  59. Yu L, Yang Y, Du F-SS, Li Z-CC. ROS-responsive Chalcogen-containing polycarbonates for photodynamic therapy. Biomacromolecules. 2018;19:2182–93.View ArticleGoogle Scholar
  60. Xiong D, Zhang XF, Peng SY, Gu HW, Zhang LJ. Smart pH-sensitive micelles based on redox degradable polymers as DOX/GNPs carriers for controlled drug release and CT imaging. Colloid Surface B. 2018;163:29–40.View ArticleGoogle Scholar
  61. Chen Q, Feng L, Liu J, Zhu W, Dong Z, Wu Y, Liu Z. Intelligent Albumin-MnO2Nanoparticles as pH-/H2O2-Responsive Dissociable Nanocarriers to Modulate Tumor Hypoxia for Effective Combination Therapy. Advanced materials (Deerfield Beach, Fla). 2018;30:​7129-36.Google Scholar
  62. Jia X, Zhang Y, Zou Y, Wang Y, Niu D, He Q, Huang Z, Zhu W, Tian H, Shi J, Li Y. Dual Intratumoral Redox/Enzyme-Responsive NO-Releasing Nanomedicine for the Specific, High-Efficacy, and Low-Toxic Cancer Therapy. Advanced Materials. 2018;30(30):1704490.Google Scholar
  63. Feng QS, et al. Self-assembly of gold nanoparticles shows microenvironment-mediated dynamic switching and enhanced brain tumor targeting.
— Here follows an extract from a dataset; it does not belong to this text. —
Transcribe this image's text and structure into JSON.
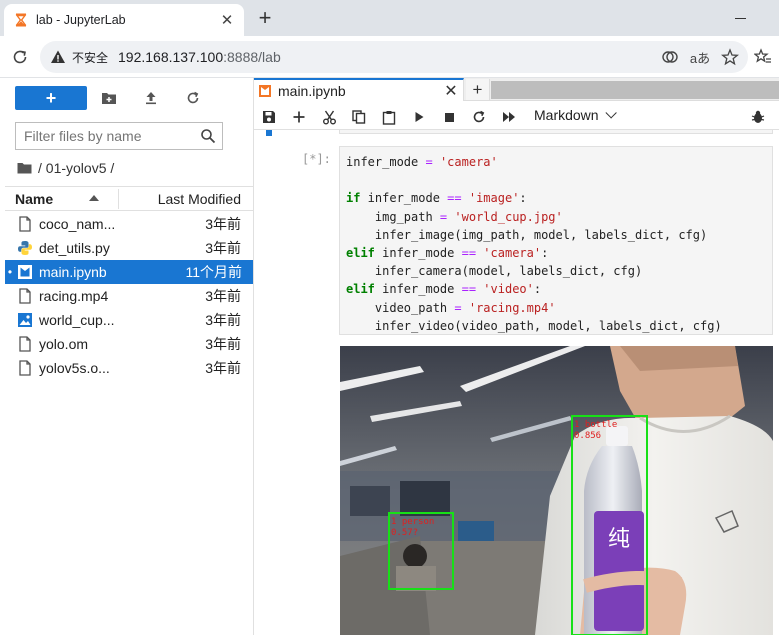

Theranostics. 2017;7:1875–89.View ArticleGoogle Scholar
  64. Feng Q, et al. Hypoxia-specific therapeutic agents delivery nanotheranostics: a sequential strategy for ultrasound mediated on-demand tritherapies and imaging of cancer. J Control Release. 2018;275:192–200.View ArticleGoogle Scholar
  65. He H, Zhu RY, Sun W, Cai KM, Chen YB, Yin LC. Selective cancer treatment via photodynamic sensitization of hypoxia-responsive drug delivery. Nanoscale. 2018;10:2856–65.View ArticleGoogle Scholar

Copyright

© The Author(s). 2018

Advertisement